On July 15, pro-life evangelist Ken Campbell was acquitted of obstructing police by Judge Milton Cadsby, in a case relating to Campbell’s peaceful pro-life witness in front of Toronto’s Scott abortuary on September 2, 1997.
The facts read before the court were that Campbell and renowned activist Linda Gibbons were in the government-mandated “bubble-zone” that day counselling abortuary clients to accept pro-life help and to turn away from killing their preborn babies. Sheriff Robin Rainey arrived with approximately six police officers from 51 Division. Rainey alleged that pro-lifers outside the no-protest injunction zone were shouting and chanting. Campbell corrected him, pointing out that the demonstrators were peaceful and prayerful.
Gibbons, who is normally silent in court as a sign of solidarity with the voiceless preborn children she’s trying to protect, testified on Campbell’s behalf. Cadsby remarked that he’d “finally heard your voice after all these appearances.”
Rainey said he read the terms of the injunction to Campbell and Gibbons. It was established that after being cautioned, Campbell left the injunction zone, and that Gibbons remained and was arrested. A short time later, Campbell returned to the bubble zone and resumed his witness. Rainey returned a short time later, and what was described as an “amiable discussion” ensued. Campbell let Rainey know that he was not interested in facing the charge of obstructing police, but that he was willing to be charged with disobeying a court order (breaking the injunction), a more serious matter which would give Campbell an opportunity to advance constitutional arguments against the injunction directly, before a jury. (Pro-life legal experts are convinced the Crown hasn’t actually charged anyone with breaking the injunction—even though the injunction is the reason for the arrests of pro-lifers within the bubble zones—because authorities fear it won’t stand up to a direct challenge.)

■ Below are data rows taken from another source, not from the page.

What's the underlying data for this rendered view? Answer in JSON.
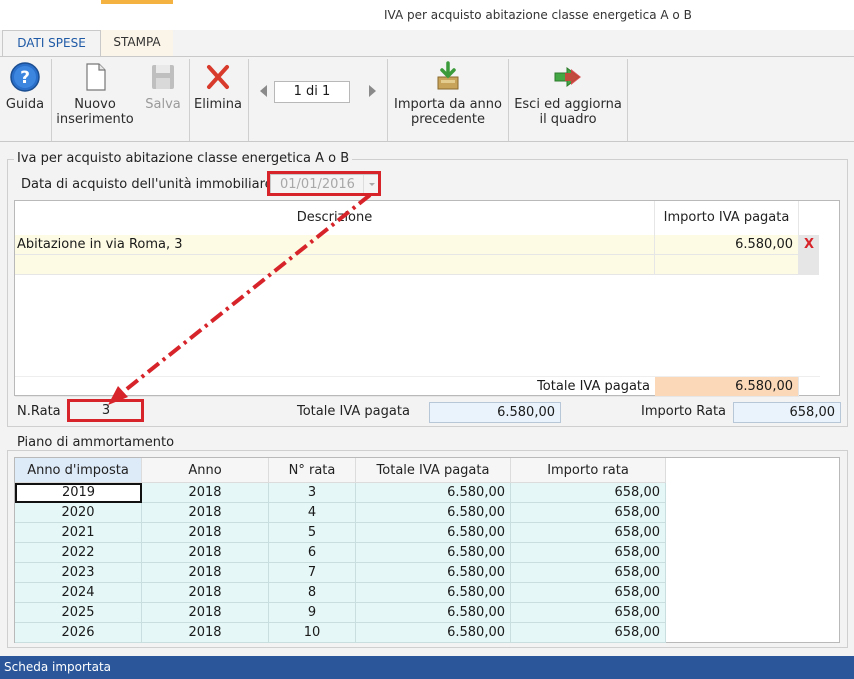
{
  "window": {
    "title": "IVA per acquisto abitazione classe energetica A o B"
  },
  "tabs": [
    {
      "label": "DATI SPESE"
    },
    {
      "label": "STAMPA"
    }
  ],
  "ribbon": {
    "guida": "Guida",
    "nuovo": "Nuovo\ninserimento",
    "salva": "Salva",
    "elimina": "Elimina",
    "pager": "1 di 1",
    "importa": "Importa da anno\nprecedente",
    "esci": "Esci ed aggiorna\nil quadro"
  },
  "section1": {
    "title": "Iva per acquisto abitazione classe energetica A o B",
    "date_label": "Data di acquisto dell'unità immobiliare",
    "date_value": "01/01/2016",
    "col_descrizione": "Descrizione",
    "col_importo": "Importo IVA pagata",
    "rows": [
      {
        "descrizione": "Abitazione in via Roma, 3",
        "importo": "6.580,00",
        "delete": "X"
      },
      {
        "descrizione": "",
        "importo": ""
      }
    ],
    "totale_label": "Totale IVA pagata",
    "totale_value": "6.580,00"
  },
  "summary": {
    "nrata_label": "N.Rata",
    "nrata_value": "3",
    "totale_label": "Totale IVA pagata",
    "totale_value": "6.580,00",
    "importo_rata_label": "Importo Rata",
    "importo_rata_value": "658,00"
  },
  "section2": {
    "title": "Piano di ammortamento",
    "headers": [
      "Anno d'imposta",
      "Anno",
      "N° rata",
      "Totale IVA pagata",
      "Importo rata"
    ],
    "rows": [
      [
        "2019",
        "2018",
        "3",
        "6.580,00",
        "658,00"
      ],
      [
        "2020",
        "2018",
        "4",
        "6.580,00",
        "658,00"
      ],
      [
        "2021",
        "2018",
        "5",
        "6.580,00",
        "658,00"
      ],
      [
        "2022",
        "2018",
        "6",
        "6.580,00",
        "658,00"
      ],
      [
        "2023",
        "2018",
        "7",
        "6.580,00",
        "658,00"
      ],
      [
        "2024",
        "2018",
        "8",
        "6.580,00",
        "658,00"
      ],
      [
        "2025",
        "2018",
        "9",
        "6.580,00",
        "658,00"
      ],
      [
        "2026",
        "2018",
        "10",
        "6.580,00",
        "658,00"
      ]
    ]
  },
  "status": {
    "text": "Scheda importata"
  },
  "colors": {
    "accent_red": "#d7242a",
    "status_blue": "#2b579a",
    "row_yellow": "#fdfbe3",
    "row_cyan": "#e6f7f7",
    "total_orange": "#fbd9b8"
  }
}
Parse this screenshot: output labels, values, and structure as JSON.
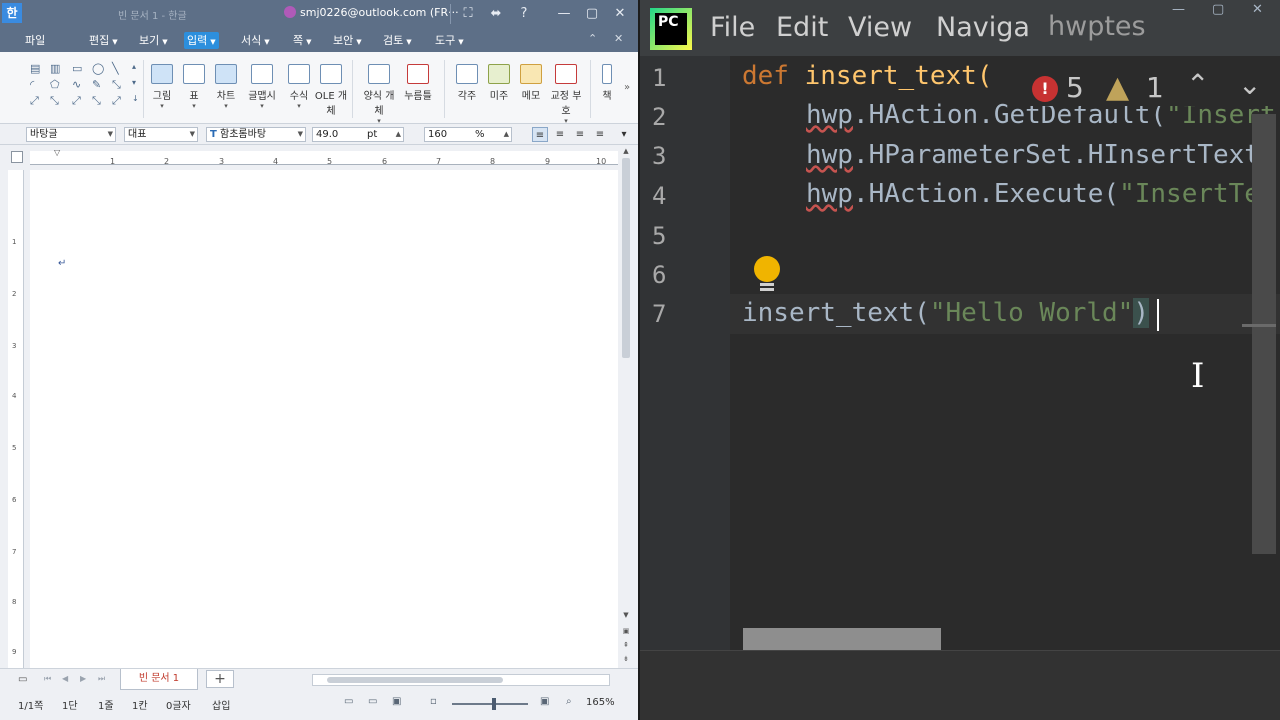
{
  "hwp": {
    "title": {
      "logo": "한",
      "document": "빈 문서 1 - 한글",
      "account": "smj0226@outlook.com (FR···",
      "controls": [
        "⛶",
        "⬌",
        "?",
        "—",
        "▢",
        "✕"
      ]
    },
    "menu": {
      "items": [
        {
          "label": "파일",
          "dropdown": false,
          "active": false
        },
        {
          "label": "편집",
          "dropdown": true,
          "active": false
        },
        {
          "label": "보기",
          "dropdown": true,
          "active": false
        },
        {
          "label": "입력",
          "dropdown": true,
          "active": true
        },
        {
          "label": "서식",
          "dropdown": true,
          "active": false
        },
        {
          "label": "쪽",
          "dropdown": true,
          "active": false
        },
        {
          "label": "보안",
          "dropdown": true,
          "active": false
        },
        {
          "label": "검토",
          "dropdown": true,
          "active": false
        },
        {
          "label": "도구",
          "dropdown": true,
          "active": false
        }
      ],
      "controls": [
        "⌃",
        "✕"
      ]
    },
    "ribbon": {
      "buttons": [
        {
          "label": "그림",
          "sub": "▾",
          "icon": "picture-icon"
        },
        {
          "label": "표",
          "sub": "▾",
          "icon": "table-icon"
        },
        {
          "label": "차트",
          "sub": "▾",
          "icon": "chart-icon"
        },
        {
          "label": "글맵시",
          "sub": "▾",
          "icon": "wordart-icon"
        },
        {
          "label": "수식",
          "sub": "▾",
          "icon": "equation-icon"
        },
        {
          "label": "OLE 개체",
          "sub": "",
          "icon": "ole-icon"
        },
        {
          "label": "양식 개체",
          "sub": "▾",
          "icon": "form-object-icon"
        },
        {
          "label": "누름틀",
          "sub": "",
          "icon": "field-icon"
        },
        {
          "label": "각주",
          "sub": "",
          "icon": "footnote-icon"
        },
        {
          "label": "미주",
          "sub": "",
          "icon": "endnote-icon"
        },
        {
          "label": "메모",
          "sub": "",
          "icon": "memo-icon"
        },
        {
          "label": "교정 부호",
          "sub": "▾",
          "icon": "proofread-icon"
        },
        {
          "label": "책",
          "sub": "",
          "icon": "book-icon"
        }
      ]
    },
    "format": {
      "style": "바탕글",
      "lang": "대표",
      "font": "함초롬바탕",
      "size": "49.0",
      "unit": "pt",
      "spacing": "160",
      "spacing_unit": "%"
    },
    "ruler_numbers": [
      "1",
      "2",
      "3",
      "4",
      "5",
      "6",
      "7",
      "8",
      "9",
      "10"
    ],
    "vruler_numbers": [
      "1",
      "2",
      "3",
      "4",
      "5",
      "6",
      "7",
      "8",
      "9"
    ],
    "page": {
      "para_mark": "↵"
    },
    "doc_tab": "빈 문서 1",
    "status": {
      "page": "1/1쪽",
      "section": "1단",
      "line": "1줄",
      "column": "1칸",
      "chars": "0글자",
      "mode": "삽입",
      "zoom": "165%"
    }
  },
  "pycharm": {
    "logo": "PC",
    "menu": [
      "File",
      "Edit",
      "View",
      "Naviga"
    ],
    "project": "hwptes",
    "window_controls": [
      "—",
      "▢",
      "✕"
    ],
    "indicators": {
      "errors": "5",
      "warnings": "1"
    },
    "line_numbers": [
      "1",
      "2",
      "3",
      "4",
      "5",
      "6",
      "7"
    ],
    "code": {
      "l1_kw": "def",
      "l1_fn": "insert_text(",
      "l2_pre": "hwp",
      "l2_mid": ".HAction.GetDefault(",
      "l2_str": "\"Insert",
      "l3_pre": "hwp",
      "l3_mid": ".HParameterSet.HInsertText.",
      "l4_pre": "hwp",
      "l4_mid": ".HAction.Execute(",
      "l4_str": "\"InsertTex",
      "l7_call": "insert_text(",
      "l7_str": "\"Hello World\"",
      "l7_close": ")"
    }
  }
}
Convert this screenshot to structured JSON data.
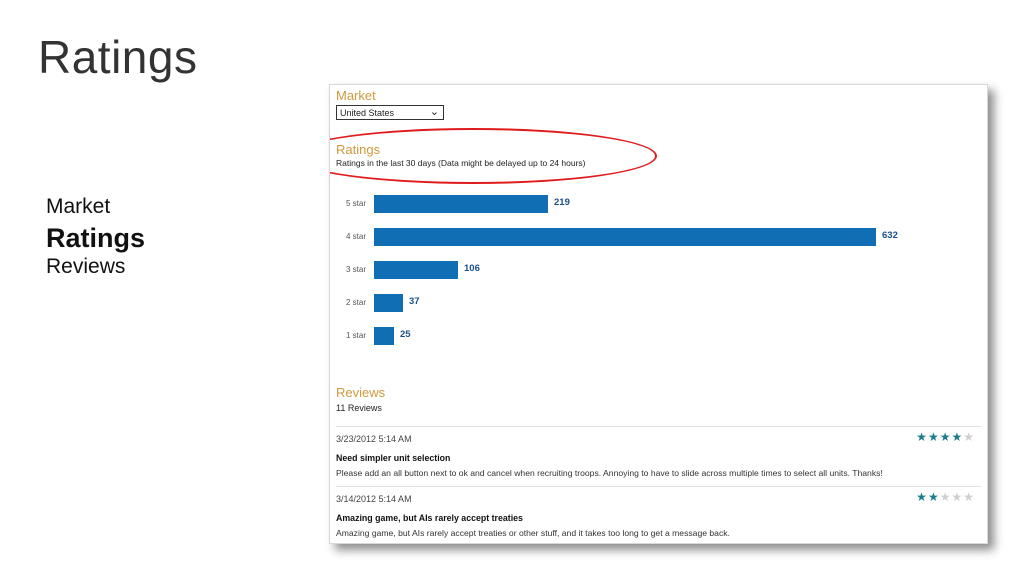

Returning to the bubble zone a third time, Campbell convinced a reluctant Metro police officer to arrest him for disobeying a court order; but two months later, the charge was changed, without explanation, to obstruction. The Crown argued that even though Campbell obeyed Rainey and left the injunction zone each time he was cautioned, he should be convicted of obstruction anyway, since he made Rainey return to the abortuary by going back into the bubble zone.
Campbell and his lawyer Paul Vandervet argued that the “temporary injunction” protecting the Ontario abortion industry is now four years old and ought to be put to a legal test. In spite of the Crown’s objections, they quoted Judge Charles Scullion’s criticism of the Crown in a previous case involving Campbell’s pro-life witness, that the charge of obstructing police was not appropriate, and that the matter should be dealt with as a case of disobeying a court order.
Cadsby sided with Campbell. He informed the Crown that there was no evidence to suggest that Campbell had obstructed anybody, and he promptly acquitted Campbell.
Even more important, Cadsby seemed to cast doubt on the validity of the injunction as it stands. Noting that the injunction, while technically “temporary,” has been in place for four years without a move to finalize the issue on the part of the government, he asked Crown attorney Jody Milstein, “Don’t you think it’s about time that it be settled?”
Campbell’s supporters in the court room broke out into applause. The Crown appeared displeased, perhaps having become accustomed to success in cases involving the injunction. After the trial, Campbell said that he stood in “solidarity with Christ and His Church and with Linda.” He also praised God for his victory, saying that “truth and justice are the breath of God.”
Vandervet described Cadsby’s ruling as a “well-reasoned decision.” A detective at 51 Division conceded that from now on “the only charge that can be laid (in such cases) is disobeying a court order.”